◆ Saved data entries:
◆ ◆ ◆ ◆ ◆

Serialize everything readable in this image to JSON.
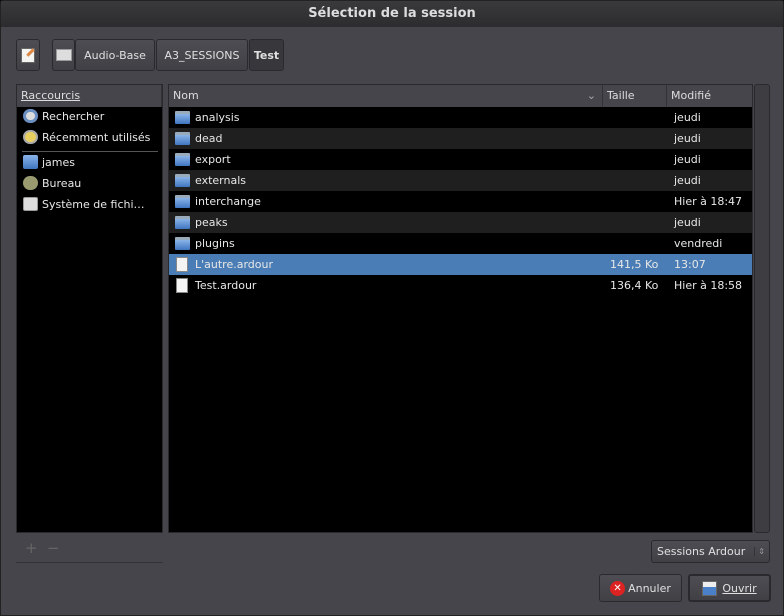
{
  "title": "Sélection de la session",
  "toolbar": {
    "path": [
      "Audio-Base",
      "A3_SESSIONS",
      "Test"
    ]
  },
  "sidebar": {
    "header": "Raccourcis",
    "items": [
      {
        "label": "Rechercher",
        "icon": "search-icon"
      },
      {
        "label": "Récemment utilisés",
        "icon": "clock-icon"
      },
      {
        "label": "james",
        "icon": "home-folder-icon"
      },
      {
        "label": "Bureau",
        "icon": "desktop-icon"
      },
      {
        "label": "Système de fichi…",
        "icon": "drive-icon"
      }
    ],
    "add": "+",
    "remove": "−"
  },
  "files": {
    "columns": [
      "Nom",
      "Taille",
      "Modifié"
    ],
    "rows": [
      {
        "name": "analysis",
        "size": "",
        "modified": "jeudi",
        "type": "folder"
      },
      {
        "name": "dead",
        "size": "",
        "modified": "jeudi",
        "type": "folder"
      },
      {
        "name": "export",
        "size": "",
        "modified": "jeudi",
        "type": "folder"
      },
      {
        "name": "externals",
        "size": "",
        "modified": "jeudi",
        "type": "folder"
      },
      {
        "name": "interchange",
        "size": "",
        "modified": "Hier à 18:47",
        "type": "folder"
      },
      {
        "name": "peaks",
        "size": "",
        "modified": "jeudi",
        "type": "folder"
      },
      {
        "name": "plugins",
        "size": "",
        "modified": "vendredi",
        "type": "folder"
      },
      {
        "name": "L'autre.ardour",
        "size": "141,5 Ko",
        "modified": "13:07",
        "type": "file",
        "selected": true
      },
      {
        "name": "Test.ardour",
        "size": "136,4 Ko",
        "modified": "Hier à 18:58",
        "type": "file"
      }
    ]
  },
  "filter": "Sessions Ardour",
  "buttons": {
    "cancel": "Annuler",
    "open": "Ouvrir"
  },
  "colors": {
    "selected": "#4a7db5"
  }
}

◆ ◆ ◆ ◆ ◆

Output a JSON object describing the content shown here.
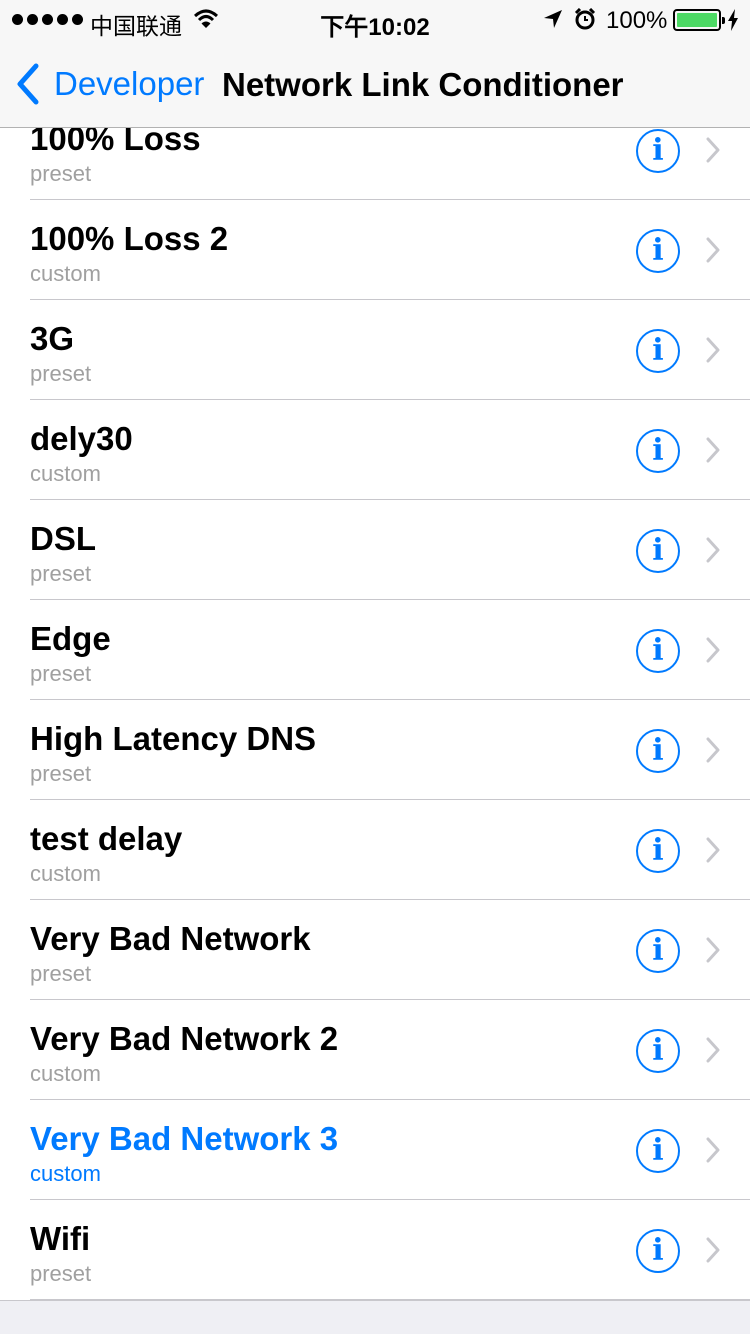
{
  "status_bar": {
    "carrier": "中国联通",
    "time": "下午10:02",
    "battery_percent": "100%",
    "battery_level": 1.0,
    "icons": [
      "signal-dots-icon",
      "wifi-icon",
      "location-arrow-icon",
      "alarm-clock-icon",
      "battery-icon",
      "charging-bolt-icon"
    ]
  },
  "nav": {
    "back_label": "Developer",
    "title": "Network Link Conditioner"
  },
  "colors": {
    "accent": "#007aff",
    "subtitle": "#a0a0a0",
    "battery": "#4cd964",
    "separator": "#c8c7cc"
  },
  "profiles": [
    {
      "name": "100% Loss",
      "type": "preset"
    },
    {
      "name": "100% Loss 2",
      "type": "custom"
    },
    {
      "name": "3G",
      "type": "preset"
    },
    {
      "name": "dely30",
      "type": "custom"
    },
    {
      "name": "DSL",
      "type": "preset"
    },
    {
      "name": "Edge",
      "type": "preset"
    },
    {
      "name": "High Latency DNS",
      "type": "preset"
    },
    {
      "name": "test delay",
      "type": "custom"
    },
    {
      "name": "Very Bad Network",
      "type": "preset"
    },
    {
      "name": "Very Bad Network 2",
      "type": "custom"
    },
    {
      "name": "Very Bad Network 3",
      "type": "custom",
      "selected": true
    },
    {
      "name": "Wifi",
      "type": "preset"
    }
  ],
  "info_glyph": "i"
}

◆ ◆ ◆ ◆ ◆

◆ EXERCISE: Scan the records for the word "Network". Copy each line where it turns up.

◆ TASK ANSWER:
    "title": "Network Link Conditioner"
      "name": "Very Bad Network",
      "name": "Very Bad Network 2",
      "name": "Very Bad Network 3",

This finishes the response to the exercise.